Elena Montoya, senior research and policy associate for the Center for the Study of Child Care Employment at UC Berkeley, said that in the face of the pandemic, the national child care workforce is still 90% of what it previously was, an effect that has likely impacted child care services available in Berkeley.
After “a difficult year and a half,” child care centers and other programs can no longer serve as many children as before due to changes in regulation and the pandemic which has forced them to financially adjust, Montoya said.
She added although the child care shortage existed before the pandemic, which was mostly due to low wages, this shortage was exacerbated by the pandemic. To help solve this problem, Montoya noted the need for public funding and reform to guarantee fair compensation for child care workers.
“Even though child care teachers are dedicated and passionate about their work, you can’t expect them to stay in jobs with low benefits and wages,” Montoya said. “Pre-pandemic or now, we can’t get quality child care work if we can’t pay workers what they deserve.”
Additionally, Montoya said educators are also stressed and concerned for their own health as they would be working in close proximity with children who are currently too young to be vaccinated.
Tomie Lenear, program coordinator for the campus Student Parent Center, explained that the changes made to campus child care programs were fairly received by student-parents.
When the pandemic began, he noted that many student-parents were concerned about how a lack of child care would interfere with professors’ expectations.
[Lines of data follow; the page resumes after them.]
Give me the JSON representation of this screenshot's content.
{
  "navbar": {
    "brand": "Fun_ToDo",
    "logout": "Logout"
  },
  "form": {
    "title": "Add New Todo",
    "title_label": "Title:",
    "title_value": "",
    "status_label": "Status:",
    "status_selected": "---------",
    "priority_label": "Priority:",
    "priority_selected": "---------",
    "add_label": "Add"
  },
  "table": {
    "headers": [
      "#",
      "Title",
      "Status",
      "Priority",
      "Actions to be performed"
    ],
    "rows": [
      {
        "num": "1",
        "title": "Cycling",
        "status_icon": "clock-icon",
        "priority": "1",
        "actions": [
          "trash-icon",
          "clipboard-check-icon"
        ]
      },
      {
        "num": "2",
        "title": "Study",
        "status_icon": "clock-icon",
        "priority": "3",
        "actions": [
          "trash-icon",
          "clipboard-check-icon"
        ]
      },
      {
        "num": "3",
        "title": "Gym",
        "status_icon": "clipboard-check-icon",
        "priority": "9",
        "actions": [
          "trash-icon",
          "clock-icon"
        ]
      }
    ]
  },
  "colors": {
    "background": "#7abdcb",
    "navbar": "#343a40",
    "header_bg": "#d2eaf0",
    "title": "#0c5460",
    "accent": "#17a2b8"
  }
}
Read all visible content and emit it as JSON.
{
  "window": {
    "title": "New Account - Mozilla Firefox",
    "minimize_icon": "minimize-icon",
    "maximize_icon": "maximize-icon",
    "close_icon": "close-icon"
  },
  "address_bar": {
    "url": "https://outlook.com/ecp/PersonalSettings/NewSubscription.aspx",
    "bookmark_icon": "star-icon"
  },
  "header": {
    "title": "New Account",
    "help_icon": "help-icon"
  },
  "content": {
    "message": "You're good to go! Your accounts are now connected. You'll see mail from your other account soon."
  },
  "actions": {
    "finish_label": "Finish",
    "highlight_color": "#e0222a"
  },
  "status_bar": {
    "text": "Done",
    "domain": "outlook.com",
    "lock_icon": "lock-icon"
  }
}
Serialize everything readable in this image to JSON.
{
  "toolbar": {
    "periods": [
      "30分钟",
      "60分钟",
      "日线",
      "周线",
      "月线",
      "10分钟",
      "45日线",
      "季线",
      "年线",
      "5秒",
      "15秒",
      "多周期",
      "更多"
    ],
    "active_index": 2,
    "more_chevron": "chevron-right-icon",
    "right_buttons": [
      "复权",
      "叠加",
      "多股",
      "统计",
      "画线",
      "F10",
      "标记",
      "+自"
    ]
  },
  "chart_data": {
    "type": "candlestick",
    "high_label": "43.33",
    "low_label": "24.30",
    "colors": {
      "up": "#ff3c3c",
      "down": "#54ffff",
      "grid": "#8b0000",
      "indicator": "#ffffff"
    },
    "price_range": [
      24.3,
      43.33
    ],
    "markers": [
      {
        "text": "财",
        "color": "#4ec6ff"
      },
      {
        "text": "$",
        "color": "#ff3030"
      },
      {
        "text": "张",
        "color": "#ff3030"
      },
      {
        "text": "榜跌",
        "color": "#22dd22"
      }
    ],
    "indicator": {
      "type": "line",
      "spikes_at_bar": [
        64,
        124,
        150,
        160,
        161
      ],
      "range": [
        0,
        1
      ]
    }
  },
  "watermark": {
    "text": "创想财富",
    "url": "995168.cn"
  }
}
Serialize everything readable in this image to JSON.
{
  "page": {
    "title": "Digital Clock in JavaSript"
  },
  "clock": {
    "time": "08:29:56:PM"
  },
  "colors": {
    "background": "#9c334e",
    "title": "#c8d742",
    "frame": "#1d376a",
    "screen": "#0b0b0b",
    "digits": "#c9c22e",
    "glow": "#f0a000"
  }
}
Campus psychology professor Stephen Hinshaw noted that during the pandemic, an increase in parenting stress alongside the halt of in-person child care also led to a rise of domestic violence rates, depression and anxiety in young and older adults, which could include many student-parents.
“We might also come to realize that excellent childcare is not a luxury but a necessity for families, for optimal child development, and for the future well being (both psychological and economic) of our society,” Hinshaw said in an email.
As guidelines for reopening emerged, Lenear said student-parents remained anxious over the availability of certain services and the subsidization of those services.
According to Lenear, student-parents are also concerned that campus will not be mindful of how the COVID-19 vaccine is not available to all children. He also noted the need for a flexible and understanding mode of academia.
“Student parents are resilient and resourceful,” Lenear said. “They can find resources for what campus can’t provide. This isn’t the way that it should go, but student parents are doing their best.”